The book demonstrates in spades that there is no simple statist solution to the so-called “plight of the working poor.” Vance’s experience shows that the problems in these communities lie far beyond the reach of the nanny state. Rather, broken people produce broken cultures and social pathologies. The only way to fix the culture and eliminate the pathologies is to fix the people. And that is the primary conflict of the book. Can people really change? Indeed, Vance’s own doubt about whether he himself could truly escape the demons of his past is one of the most poignant aspects of this story. It is clear that the problems he describes are primarily moral/spiritual in nature, and therefore so are the solutions.
This book is salty. Big time. But I hope that doesn’t turn readers away from this story. It is a story that all of us need to hear and understand. Why? Because it is the story of our neighbors. It is the story of us. That is why reviewers like Rod Dreher have had such high praise for Hillbilly Elegy. Dreher writes:

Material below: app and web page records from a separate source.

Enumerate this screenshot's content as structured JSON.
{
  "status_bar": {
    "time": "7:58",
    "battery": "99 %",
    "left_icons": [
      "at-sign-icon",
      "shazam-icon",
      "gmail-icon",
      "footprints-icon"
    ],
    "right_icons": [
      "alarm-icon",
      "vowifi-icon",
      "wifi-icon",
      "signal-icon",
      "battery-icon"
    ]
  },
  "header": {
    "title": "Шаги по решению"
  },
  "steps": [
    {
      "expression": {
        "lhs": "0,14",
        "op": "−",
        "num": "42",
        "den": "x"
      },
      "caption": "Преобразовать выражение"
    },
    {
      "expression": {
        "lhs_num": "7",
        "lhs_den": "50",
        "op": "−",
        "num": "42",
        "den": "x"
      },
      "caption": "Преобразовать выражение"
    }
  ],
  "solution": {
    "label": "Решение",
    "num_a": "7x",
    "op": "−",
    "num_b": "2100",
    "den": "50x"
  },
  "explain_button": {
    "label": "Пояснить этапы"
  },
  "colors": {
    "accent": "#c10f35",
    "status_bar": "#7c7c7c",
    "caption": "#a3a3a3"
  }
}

It’s one of the best books I’ve ever read… For Americans who care about politics and the future of our country, Hillbilly Elegy is the most important book of 2016. You cannot understand what’s happening now without first reading J.D. Vance. His book does for poor white people what Ta-Nehisi Coates’s book did for poor black people: give them voice and presence in the public square.
This is no exaggeration. The book is really that good and that important. Highly recommended.

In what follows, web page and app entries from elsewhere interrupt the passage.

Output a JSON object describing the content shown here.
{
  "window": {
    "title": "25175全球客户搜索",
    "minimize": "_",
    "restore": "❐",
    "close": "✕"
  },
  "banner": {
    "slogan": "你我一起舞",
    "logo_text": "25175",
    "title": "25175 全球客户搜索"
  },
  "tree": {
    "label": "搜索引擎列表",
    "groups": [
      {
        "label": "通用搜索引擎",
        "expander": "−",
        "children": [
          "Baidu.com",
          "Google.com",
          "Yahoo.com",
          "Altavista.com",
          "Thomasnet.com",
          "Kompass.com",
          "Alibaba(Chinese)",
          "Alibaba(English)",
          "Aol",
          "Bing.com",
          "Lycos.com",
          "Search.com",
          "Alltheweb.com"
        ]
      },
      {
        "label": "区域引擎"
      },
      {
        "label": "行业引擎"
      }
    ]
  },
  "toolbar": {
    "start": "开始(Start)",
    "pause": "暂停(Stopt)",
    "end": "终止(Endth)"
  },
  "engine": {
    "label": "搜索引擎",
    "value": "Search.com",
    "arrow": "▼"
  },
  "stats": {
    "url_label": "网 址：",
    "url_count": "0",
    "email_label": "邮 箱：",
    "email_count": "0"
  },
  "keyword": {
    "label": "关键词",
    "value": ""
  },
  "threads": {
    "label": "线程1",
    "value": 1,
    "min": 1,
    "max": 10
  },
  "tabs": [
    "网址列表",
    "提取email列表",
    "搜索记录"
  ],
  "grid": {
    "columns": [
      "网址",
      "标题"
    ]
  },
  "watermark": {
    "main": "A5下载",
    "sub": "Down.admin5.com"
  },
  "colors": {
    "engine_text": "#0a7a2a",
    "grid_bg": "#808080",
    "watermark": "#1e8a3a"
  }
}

If you haven’t read David French’s article “The Transgender Contagion” yet, let me encourage you to do so. One paragraph in particular is worth highlighting. French writes,
We’re not far from the day when a child will be taken from a loving home simply because the parents refuse to believe that their little girl is actually a little boy. We’re already living in the days when telling your girl child that she shouldn’t undergo treatments that will render her infertile and painfully mutilated is deemed to be intolerant. And we refuse to believe that such behaviors are at all influenced by peer groups or social trends. Instead, your daughter is simply “trans,” just as she is either black or white.

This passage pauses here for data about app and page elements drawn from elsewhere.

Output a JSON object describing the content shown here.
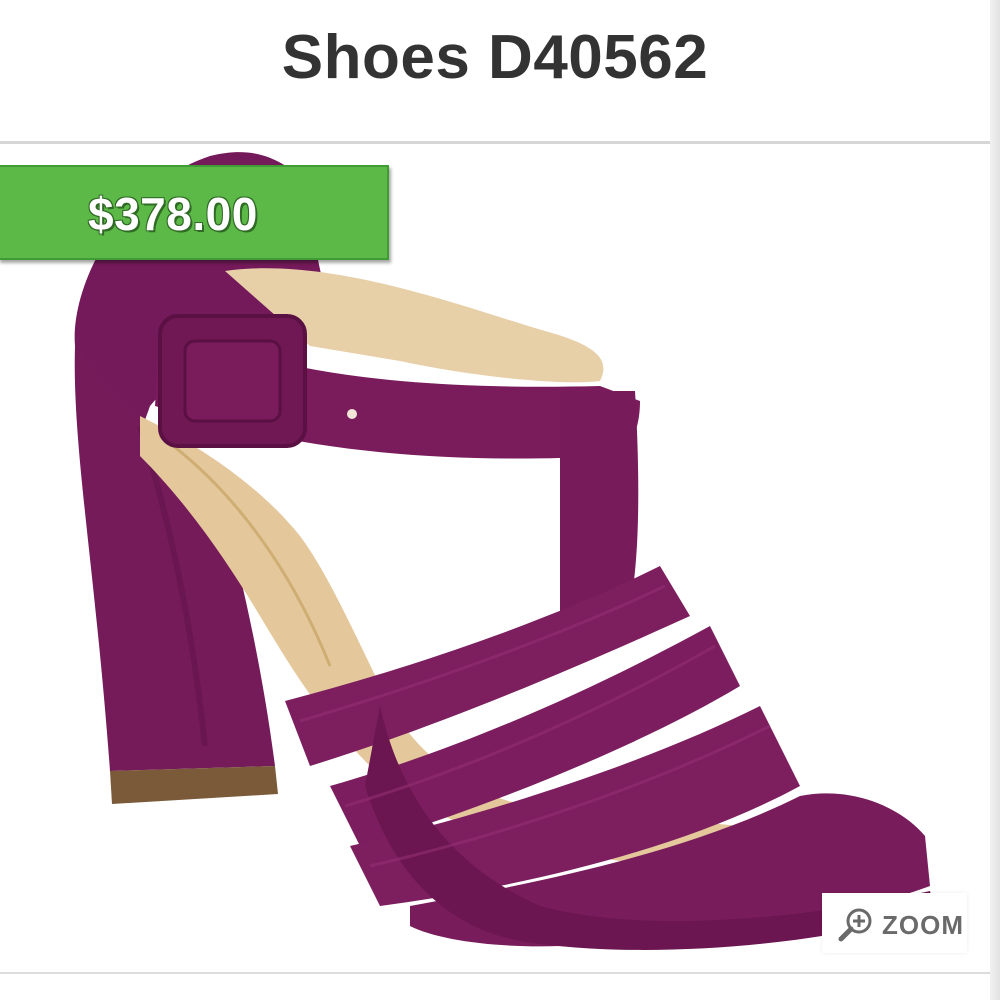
{
  "product": {
    "title": "Shoes D40562",
    "price": "$378.00",
    "image_subject": "purple-suede-block-heel-t-strap-sandal"
  },
  "zoom": {
    "label": "ZOOM",
    "icon": "zoom-in-magnifier-icon"
  },
  "colors": {
    "price_badge": "#5cb947",
    "shoe_suede": "#7a1c5c",
    "title_text": "#333333"
  }
}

If you think this is an overstatement, you are not paying attention. The medical community has embraced the transgender revolution, and dissent from its ideology is no longer allowed. Continue Reading →
“All Scripture is breathed out by God and profitable for teaching, for reproof, for correction, and for training in righteousness…” -2 Timothy 3:16
To say that scripture is “profitable” has nothing to do with money. It simply means that scripture is useful, beneficial, or advantageous toward a certain end. In this case, Paul says that scripture is beneficial for four things: teaching, reproof, correction, and training in righteousness. John Stott suggests that these four are divided into two groups: creed and conduct.
Paul now goes on to show that the profit of Scripture relates to both creed and conduct (16b, 17). The false teachers divorced them; we must marry them. The NEB expresses the matter clearly. As for our creed, Scripture is profitable ‘for teaching the truth and refuting error’. As for our conduct, it is profitable ‘for reformation of manners and discipline in right living’. In each pair the negative and positive counterparts are combined. Do we hope, either in our own lives or in our teaching ministry, to overcome error and grow in truth, to overcome evil and grow in holiness? Then it is to Scripture that we must primarily turn, for Scripture is ‘profitable’ for these things.
Yes, marry them indeed. Every day. Every moment.